■ **RECORDS TO USE**
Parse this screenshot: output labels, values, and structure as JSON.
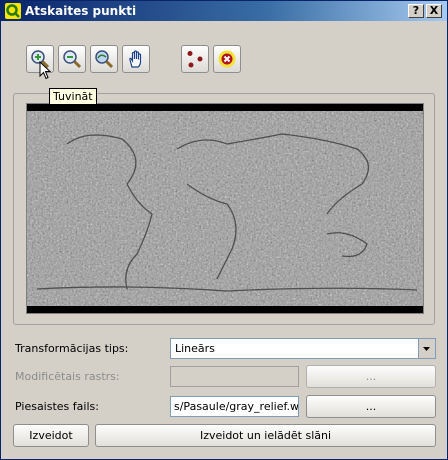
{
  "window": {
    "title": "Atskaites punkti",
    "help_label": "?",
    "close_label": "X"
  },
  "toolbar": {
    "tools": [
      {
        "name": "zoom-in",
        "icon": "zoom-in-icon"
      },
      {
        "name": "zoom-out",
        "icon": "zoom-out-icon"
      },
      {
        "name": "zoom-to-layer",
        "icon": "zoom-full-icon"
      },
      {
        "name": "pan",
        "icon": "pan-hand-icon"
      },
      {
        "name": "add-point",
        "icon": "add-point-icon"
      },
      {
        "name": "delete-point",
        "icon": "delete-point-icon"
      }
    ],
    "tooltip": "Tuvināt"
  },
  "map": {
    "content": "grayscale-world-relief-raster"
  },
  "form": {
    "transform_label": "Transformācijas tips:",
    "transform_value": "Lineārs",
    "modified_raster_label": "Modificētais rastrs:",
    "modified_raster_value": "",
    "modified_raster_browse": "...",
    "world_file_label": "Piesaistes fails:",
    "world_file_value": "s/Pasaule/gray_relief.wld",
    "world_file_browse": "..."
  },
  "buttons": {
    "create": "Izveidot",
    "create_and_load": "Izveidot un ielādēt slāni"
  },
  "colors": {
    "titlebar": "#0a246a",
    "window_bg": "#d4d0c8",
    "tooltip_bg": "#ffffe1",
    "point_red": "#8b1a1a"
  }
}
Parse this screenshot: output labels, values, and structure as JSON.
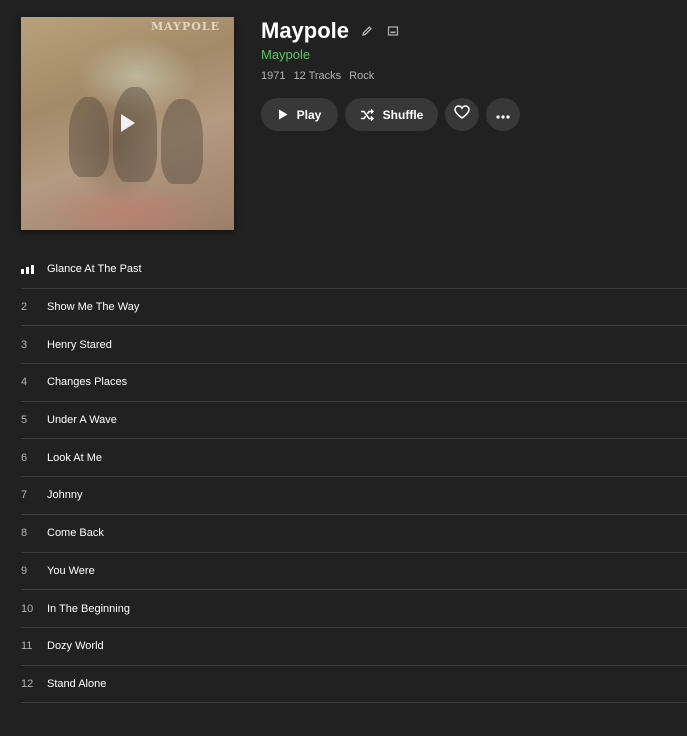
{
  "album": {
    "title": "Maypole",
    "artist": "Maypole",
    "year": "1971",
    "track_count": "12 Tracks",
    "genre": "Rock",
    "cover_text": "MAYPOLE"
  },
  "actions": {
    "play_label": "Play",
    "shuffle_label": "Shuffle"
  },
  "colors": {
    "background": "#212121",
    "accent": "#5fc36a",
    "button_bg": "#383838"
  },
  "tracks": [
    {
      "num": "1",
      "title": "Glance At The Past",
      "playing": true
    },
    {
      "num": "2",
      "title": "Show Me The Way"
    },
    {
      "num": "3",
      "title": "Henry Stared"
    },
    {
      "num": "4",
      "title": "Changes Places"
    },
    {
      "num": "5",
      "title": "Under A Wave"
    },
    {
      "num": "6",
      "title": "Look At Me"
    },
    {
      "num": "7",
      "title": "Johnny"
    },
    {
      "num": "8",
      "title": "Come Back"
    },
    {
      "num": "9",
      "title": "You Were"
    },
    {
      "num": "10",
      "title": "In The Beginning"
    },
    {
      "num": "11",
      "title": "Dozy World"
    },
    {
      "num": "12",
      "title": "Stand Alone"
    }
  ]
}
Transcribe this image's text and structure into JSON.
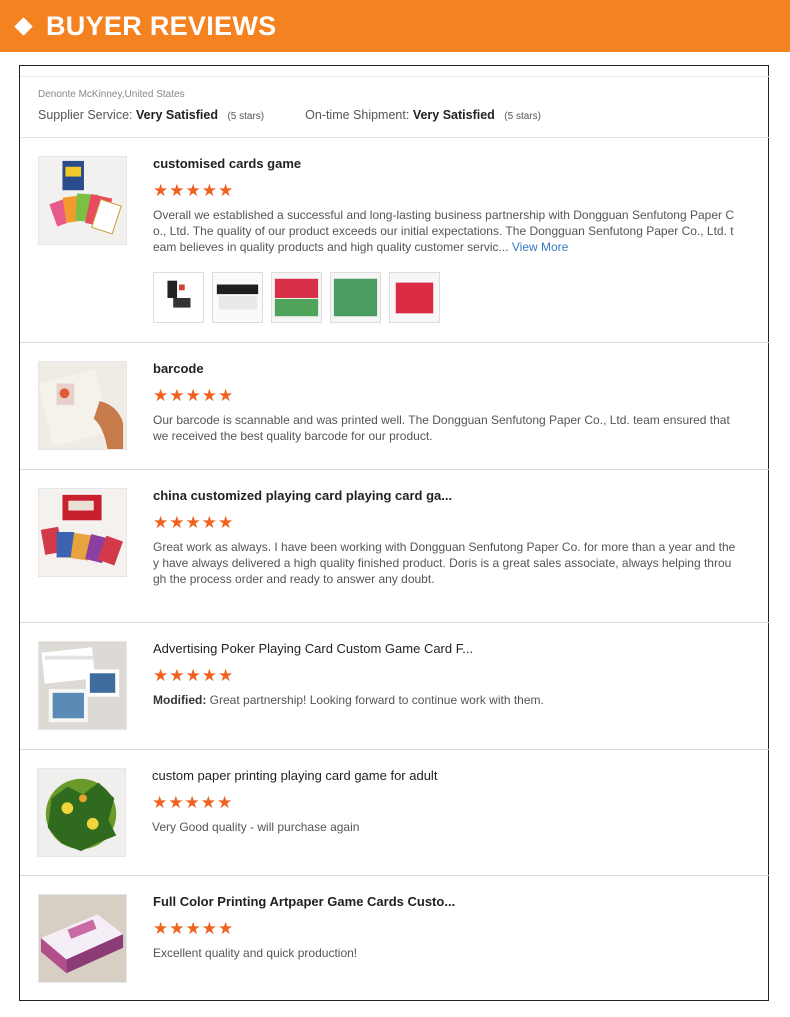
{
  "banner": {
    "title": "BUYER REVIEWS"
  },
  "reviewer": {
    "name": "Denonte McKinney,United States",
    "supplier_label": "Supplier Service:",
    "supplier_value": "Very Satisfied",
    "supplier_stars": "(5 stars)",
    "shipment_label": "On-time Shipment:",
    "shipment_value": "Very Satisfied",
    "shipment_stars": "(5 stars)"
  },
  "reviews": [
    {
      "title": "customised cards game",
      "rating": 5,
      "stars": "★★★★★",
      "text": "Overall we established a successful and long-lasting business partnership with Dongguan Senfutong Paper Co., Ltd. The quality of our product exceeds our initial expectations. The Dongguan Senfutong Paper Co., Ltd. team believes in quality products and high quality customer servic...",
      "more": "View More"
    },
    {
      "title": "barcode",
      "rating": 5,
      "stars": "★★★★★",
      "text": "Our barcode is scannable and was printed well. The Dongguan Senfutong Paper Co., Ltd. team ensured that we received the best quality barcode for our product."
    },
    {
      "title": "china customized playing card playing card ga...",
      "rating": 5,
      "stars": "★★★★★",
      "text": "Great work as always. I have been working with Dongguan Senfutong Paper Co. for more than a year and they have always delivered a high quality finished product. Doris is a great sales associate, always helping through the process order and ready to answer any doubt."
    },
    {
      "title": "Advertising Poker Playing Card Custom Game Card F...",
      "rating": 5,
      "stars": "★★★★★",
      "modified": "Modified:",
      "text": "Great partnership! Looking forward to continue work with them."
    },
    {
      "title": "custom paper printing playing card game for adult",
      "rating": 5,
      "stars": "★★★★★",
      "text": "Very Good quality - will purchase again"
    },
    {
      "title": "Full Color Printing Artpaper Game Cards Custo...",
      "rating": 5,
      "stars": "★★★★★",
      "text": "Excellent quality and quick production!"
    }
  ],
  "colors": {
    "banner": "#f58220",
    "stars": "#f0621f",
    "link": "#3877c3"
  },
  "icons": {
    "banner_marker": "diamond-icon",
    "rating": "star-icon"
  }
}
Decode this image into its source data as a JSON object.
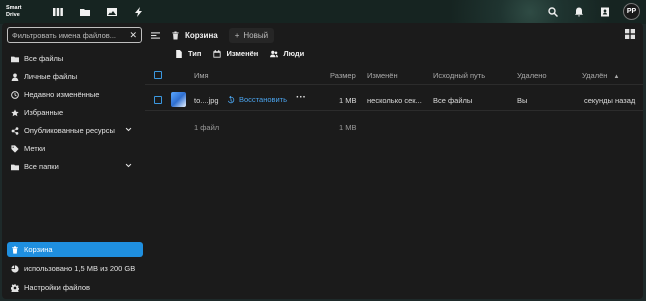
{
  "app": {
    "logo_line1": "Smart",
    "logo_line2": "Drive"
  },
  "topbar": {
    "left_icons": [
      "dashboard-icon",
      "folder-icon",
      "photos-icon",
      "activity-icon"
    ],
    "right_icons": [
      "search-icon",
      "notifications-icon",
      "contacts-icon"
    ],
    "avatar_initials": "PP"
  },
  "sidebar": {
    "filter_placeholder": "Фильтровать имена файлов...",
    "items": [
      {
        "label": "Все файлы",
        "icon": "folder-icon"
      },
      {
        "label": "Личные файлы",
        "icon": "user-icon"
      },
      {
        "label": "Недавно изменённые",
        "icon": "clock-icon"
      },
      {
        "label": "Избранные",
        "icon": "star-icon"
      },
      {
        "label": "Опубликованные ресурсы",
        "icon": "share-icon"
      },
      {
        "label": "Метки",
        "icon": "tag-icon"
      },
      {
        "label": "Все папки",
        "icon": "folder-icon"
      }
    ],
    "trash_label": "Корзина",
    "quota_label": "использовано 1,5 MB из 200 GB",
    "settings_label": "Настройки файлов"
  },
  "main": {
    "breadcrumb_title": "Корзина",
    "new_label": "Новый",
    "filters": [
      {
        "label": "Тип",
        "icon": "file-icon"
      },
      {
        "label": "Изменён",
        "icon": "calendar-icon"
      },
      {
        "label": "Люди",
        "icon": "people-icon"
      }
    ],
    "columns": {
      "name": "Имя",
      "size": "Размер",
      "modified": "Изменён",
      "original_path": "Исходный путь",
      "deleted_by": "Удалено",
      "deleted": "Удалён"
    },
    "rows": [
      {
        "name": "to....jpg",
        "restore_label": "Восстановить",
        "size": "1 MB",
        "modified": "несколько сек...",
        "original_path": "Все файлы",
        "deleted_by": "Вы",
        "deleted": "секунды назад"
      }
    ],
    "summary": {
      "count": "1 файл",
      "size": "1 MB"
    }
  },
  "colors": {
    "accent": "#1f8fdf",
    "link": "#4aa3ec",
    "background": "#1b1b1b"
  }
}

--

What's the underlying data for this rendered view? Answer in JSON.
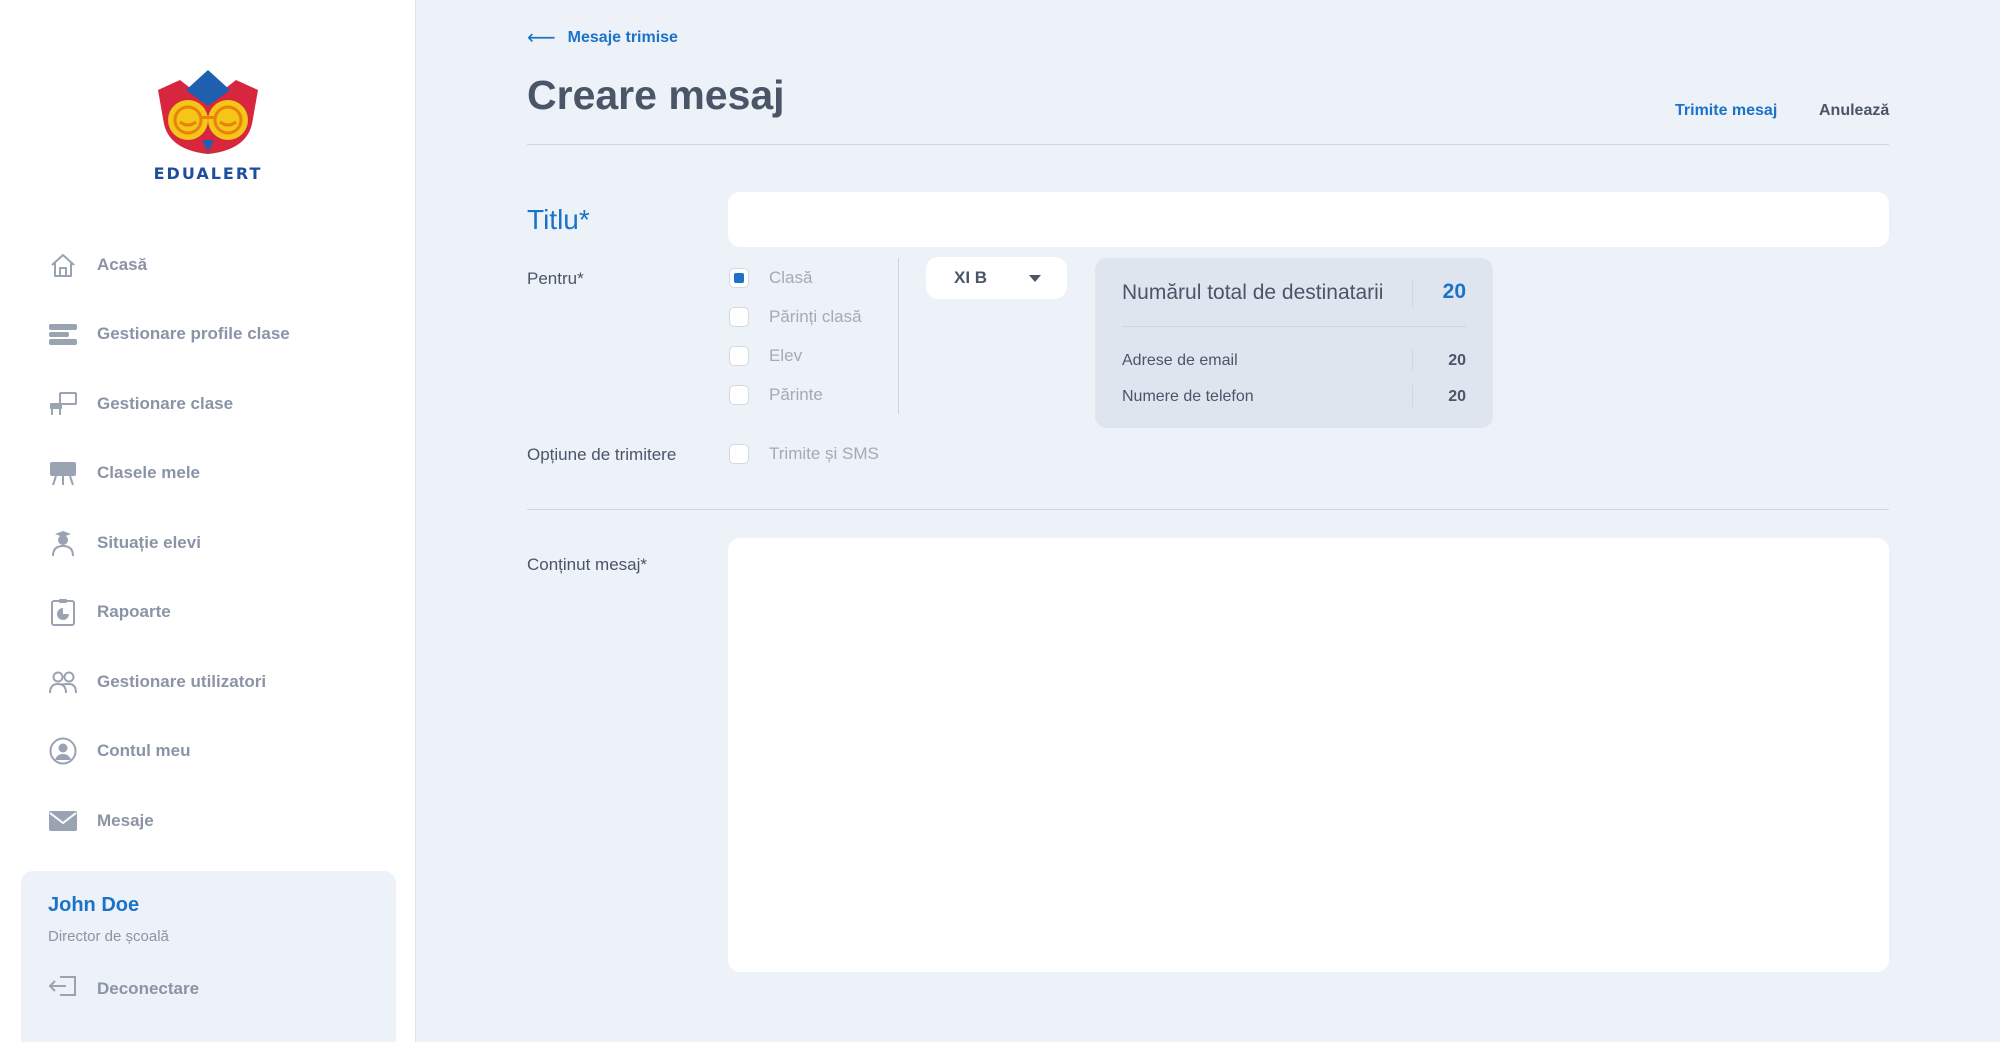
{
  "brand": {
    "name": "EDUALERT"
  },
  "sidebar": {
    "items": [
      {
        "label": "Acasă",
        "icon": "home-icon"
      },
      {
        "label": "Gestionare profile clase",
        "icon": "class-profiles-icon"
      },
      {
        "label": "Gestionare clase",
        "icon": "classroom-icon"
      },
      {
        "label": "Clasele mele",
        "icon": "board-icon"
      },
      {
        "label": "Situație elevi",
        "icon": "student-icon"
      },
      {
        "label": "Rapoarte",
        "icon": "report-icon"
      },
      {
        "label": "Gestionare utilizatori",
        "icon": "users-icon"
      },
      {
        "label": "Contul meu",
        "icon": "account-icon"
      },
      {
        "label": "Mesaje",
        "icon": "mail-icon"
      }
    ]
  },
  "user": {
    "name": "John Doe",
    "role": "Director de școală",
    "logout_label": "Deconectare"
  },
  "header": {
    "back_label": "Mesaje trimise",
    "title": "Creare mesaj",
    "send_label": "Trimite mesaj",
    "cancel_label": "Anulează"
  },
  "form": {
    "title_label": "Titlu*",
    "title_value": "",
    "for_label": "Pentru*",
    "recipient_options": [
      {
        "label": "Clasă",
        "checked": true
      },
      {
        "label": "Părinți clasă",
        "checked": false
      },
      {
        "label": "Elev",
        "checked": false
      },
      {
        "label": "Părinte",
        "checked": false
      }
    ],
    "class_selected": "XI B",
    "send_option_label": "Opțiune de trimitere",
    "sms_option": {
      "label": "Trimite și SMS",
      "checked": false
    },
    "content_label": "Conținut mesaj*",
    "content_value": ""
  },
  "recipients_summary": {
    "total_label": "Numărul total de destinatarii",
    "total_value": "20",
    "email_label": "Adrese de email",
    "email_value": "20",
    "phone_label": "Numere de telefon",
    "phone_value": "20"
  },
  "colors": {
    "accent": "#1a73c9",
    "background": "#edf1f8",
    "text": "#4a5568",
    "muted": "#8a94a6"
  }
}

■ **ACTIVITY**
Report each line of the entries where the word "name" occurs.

■ **SOLVED PROBLEM**
        "name": "zoom-in",
        "name": "zoom-out",
        "name": "zoom-to-layer",
        "name": "pan",
        "name": "add-point",
        "name": "delete-point",
    "name": "Denonte McKinney,United States",
      "name": "Имя",
        "name": "to....jpg",
    "name": "EDUALERT"
    "name": "John Doe",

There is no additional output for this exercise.